Although the invention has been described in terms of exemplary embodiments, it is not limited thereto. Rather, the appended claims should be construed broadly, to include other variants and embodiments of the invention, which may be made by those skilled in the art without departing from the scope and range of equivalents of the invention.

Patent Citations
Cited PatentFiling datePublication dateApplicantTitle
US5626774Dec 11, 1995May 6, 1997Alliedsignal Inc.Copper foil carrier
US6004734 *Jan 23, 1995Dec 21, 1999Berg; N. EdwardCircuit board substrate for use in fabricating a circuit board on which is formed a light sensitive emulsion layer covering and in direct contact with photoresist
US6346678Jan 13, 1999Feb 12, 2002Canon Kabushiki KaishaCircuit board and method of manufacturing a circuit board
US6756563 *Jun 13, 2002Jun 29, 2004Orbotech Ltd.System and method for forming holes in substrates containing glass
US6876689Jun 7, 2001Apr 5, 2005Light Age, Inc.Narrow spectral bandwidth tunable pulsed solid-state laser system
US20010002728 *Dec 19, 2000Jun 7, 2001Ibiden Co., Ltd.Printed-circuit board and method of manufacture thereof
US20030057515 *Nov 5, 2002Mar 27, 2003Fillion Raymond AlbertElectronic interface structure comprising base, elastomeric island supported by base, patterned metallization overlying elastomeric island and including floating pad at least partially overlying elastomeric island
Non-Patent Citations
Reference
1Circuit Technology Center, "Techniques For Removing Solder Mask", as found at mhtml:file//C:/WINNT/Temp/MXLibDir/Feature%20-%204%20Techniques%20for%20R. published 2001.
2Michelle D. Shinn, High Average Power Free-Electron Lasers-A New Laser Source For Materials Processing, Thomas Jefferson National Accelerator Facility, Newport News, VA, Aug. 2000.
3VLOC (Subsidiary of II-VI Incorporated), "Yttrium Aluminum Garnet Laser Materials", before Jul. 9, 2003.
Classifications
U.S. Classification216/65, 219/121.61, 216/13, 216/59, 219/121.7
International ClassificationH05K3/22, G01L21/30, H05K1/02, H05K3/00, H05K3/28
Cooperative ClassificationH05K2203/162, H05K3/28, H05K3/0032, H05K3/225, H05K1/0268, H05K1/0269
European ClassificationH05K3/28, H05K3/22B
Legal Events
DateCodeEventDescription
Dec 27, 2013FPAYFee payment
Year of fee payment: 8
Dec 23, 2009FPAYFee payment
Year of fee payment: 4
Jan 4, 2005ASAssignment

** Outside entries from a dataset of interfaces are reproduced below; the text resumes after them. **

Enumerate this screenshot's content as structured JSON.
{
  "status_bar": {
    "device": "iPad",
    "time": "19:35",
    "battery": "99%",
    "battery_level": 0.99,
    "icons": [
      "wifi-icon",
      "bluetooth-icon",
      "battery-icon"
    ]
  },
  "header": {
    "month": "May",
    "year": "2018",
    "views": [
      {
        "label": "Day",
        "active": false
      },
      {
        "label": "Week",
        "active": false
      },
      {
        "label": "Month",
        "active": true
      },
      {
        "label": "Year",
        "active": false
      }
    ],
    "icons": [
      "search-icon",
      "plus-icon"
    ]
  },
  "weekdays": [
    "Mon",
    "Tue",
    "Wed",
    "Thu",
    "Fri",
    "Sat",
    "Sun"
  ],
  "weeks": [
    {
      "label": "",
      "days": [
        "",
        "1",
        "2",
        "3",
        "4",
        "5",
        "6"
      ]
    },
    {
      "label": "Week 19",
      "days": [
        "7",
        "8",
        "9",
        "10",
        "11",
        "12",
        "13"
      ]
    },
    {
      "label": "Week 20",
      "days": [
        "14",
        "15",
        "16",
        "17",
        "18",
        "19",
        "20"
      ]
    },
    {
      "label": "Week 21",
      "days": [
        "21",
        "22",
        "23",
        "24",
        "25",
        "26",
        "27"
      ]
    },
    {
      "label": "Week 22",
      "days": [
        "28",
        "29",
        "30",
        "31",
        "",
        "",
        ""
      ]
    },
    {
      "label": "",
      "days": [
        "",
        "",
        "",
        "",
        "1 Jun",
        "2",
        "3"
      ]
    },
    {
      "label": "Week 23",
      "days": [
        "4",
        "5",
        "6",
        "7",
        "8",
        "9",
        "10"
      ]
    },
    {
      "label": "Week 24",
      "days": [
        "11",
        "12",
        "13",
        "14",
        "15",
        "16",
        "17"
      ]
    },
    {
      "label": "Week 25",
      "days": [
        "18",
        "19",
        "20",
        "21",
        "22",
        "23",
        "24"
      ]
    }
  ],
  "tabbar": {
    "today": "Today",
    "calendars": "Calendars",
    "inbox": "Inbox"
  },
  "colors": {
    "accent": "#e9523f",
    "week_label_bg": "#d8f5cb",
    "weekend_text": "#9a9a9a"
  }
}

Owner name: TAIWAN SEMICONDUCTOR MANUFACTURING CO., LTD., TAIW
Free format text: ASSIGNMENT OF ASSIGNORS INTEREST;ASSIGNOR:KUO, YIAN-LIANG;REEL/FRAME:015528/0838
Effective date: 20040930